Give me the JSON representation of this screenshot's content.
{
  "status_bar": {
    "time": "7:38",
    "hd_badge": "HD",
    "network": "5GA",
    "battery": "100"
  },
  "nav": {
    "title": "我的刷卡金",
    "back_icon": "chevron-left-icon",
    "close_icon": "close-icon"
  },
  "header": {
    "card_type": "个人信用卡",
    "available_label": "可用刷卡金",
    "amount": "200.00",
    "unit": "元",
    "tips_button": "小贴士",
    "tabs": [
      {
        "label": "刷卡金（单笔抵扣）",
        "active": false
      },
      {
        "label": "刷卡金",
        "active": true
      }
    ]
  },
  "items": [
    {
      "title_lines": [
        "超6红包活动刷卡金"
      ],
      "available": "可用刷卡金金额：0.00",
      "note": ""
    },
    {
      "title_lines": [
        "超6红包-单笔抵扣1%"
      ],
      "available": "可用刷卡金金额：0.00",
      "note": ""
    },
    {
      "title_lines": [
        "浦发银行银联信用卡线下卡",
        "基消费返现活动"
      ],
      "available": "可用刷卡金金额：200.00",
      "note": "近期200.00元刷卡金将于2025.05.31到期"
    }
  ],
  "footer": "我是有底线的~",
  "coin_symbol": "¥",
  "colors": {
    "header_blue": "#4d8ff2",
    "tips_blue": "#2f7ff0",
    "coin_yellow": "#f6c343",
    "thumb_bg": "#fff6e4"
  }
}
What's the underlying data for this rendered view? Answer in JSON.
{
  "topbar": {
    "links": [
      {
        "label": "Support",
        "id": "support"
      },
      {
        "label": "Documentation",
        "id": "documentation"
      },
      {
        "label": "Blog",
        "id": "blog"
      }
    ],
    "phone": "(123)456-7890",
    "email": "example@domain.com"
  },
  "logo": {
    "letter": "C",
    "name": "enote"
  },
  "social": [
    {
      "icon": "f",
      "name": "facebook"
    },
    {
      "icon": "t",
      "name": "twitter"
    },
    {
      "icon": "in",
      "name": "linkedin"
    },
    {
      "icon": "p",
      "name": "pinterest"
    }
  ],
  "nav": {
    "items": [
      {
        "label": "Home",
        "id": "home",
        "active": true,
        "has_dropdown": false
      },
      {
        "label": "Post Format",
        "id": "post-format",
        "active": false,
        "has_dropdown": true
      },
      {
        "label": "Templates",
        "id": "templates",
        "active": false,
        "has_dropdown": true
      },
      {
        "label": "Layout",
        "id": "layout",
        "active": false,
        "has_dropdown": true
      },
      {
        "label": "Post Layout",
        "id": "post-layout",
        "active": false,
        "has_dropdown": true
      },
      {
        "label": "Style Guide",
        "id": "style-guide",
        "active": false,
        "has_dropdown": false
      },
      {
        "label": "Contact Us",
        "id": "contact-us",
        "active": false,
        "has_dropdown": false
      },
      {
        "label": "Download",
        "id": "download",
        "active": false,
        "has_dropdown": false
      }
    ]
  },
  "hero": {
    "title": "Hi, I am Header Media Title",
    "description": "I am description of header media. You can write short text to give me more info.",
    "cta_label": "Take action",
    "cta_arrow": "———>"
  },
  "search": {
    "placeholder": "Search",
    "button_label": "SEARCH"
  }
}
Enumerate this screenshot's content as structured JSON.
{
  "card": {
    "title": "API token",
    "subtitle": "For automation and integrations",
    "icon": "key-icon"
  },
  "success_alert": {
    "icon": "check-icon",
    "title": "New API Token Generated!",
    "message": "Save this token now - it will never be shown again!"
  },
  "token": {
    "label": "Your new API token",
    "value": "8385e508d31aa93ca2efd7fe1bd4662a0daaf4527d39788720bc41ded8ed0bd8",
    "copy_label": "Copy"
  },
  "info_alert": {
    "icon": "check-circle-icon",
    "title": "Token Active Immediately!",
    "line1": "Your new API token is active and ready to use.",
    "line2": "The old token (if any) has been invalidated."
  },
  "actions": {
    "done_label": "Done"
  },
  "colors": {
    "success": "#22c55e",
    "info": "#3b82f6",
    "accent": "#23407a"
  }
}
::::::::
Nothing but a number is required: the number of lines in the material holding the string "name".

**Solution for this problem**
5